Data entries
━━━━━━

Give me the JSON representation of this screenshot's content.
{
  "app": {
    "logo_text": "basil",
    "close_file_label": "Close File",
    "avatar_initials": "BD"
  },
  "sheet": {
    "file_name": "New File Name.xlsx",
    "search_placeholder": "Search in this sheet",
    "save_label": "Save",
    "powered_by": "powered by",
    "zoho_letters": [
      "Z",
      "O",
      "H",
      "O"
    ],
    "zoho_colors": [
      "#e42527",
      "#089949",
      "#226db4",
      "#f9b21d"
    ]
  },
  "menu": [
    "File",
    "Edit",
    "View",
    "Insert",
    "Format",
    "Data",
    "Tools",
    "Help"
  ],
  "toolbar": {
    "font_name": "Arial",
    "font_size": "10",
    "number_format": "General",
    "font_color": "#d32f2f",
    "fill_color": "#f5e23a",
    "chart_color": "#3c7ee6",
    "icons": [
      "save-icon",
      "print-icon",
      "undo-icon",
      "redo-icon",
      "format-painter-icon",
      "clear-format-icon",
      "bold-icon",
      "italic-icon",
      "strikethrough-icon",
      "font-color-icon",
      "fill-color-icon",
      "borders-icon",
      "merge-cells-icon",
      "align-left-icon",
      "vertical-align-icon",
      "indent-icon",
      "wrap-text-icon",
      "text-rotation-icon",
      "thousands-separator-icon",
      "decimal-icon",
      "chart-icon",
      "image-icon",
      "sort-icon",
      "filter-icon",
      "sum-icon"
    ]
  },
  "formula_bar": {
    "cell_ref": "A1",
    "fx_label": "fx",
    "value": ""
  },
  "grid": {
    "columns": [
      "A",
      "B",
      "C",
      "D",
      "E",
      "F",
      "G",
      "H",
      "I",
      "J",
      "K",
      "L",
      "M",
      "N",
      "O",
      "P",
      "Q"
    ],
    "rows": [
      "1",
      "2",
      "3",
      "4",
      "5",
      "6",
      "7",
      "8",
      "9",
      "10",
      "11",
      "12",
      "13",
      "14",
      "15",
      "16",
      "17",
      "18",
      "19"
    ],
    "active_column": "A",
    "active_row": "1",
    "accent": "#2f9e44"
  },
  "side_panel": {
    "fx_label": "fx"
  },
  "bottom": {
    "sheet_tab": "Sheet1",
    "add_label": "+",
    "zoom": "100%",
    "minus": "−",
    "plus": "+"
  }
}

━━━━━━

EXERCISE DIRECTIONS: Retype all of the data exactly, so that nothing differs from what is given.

RESPONSE:
Give me the JSON representation of this screenshot's content.
{
  "app": {
    "logo_text": "basil",
    "close_file_label": "Close File",
    "avatar_initials": "BD"
  },
  "sheet": {
    "file_name": "New File Name.xlsx",
    "search_placeholder": "Search in this sheet",
    "save_label": "Save",
    "powered_by": "powered by",
    "zoho_letters": [
      "Z",
      "O",
      "H",
      "O"
    ],
    "zoho_colors": [
      "#e42527",
      "#089949",
      "#226db4",
      "#f9b21d"
    ]
  },
  "menu": [
    "File",
    "Edit",
    "View",
    "Insert",
    "Format",
    "Data",
    "Tools",
    "Help"
  ],
  "toolbar": {
    "font_name": "Arial",
    "font_size": "10",
    "number_format": "General",
    "font_color": "#d32f2f",
    "fill_color": "#f5e23a",
    "chart_color": "#3c7ee6",
    "icons": [
      "save-icon",
      "print-icon",
      "undo-icon",
      "redo-icon",
      "format-painter-icon",
      "clear-format-icon",
      "bold-icon",
      "italic-icon",
      "strikethrough-icon",
      "font-color-icon",
      "fill-color-icon",
      "borders-icon",
      "merge-cells-icon",
      "align-left-icon",
      "vertical-align-icon",
      "indent-icon",
      "wrap-text-icon",
      "text-rotation-icon",
      "thousands-separator-icon",
      "decimal-icon",
      "chart-icon",
      "image-icon",
      "sort-icon",
      "filter-icon",
      "sum-icon"
    ]
  },
  "formula_bar": {
    "cell_ref": "A1",
    "fx_label": "fx",
    "value": ""
  },
  "grid": {
    "columns": [
      "A",
      "B",
      "C",
      "D",
      "E",
      "F",
      "G",
      "H",
      "I",
      "J",
      "K",
      "L",
      "M",
      "N",
      "O",
      "P",
      "Q"
    ],
    "rows": [
      "1",
      "2",
      "3",
      "4",
      "5",
      "6",
      "7",
      "8",
      "9",
      "10",
      "11",
      "12",
      "13",
      "14",
      "15",
      "16",
      "17",
      "18",
      "19"
    ],
    "active_column": "A",
    "active_row": "1",
    "accent": "#2f9e44"
  },
  "side_panel": {
    "fx_label": "fx"
  },
  "bottom": {
    "sheet_tab": "Sheet1",
    "add_label": "+",
    "zoom": "100%",
    "minus": "−",
    "plus": "+"
  }
}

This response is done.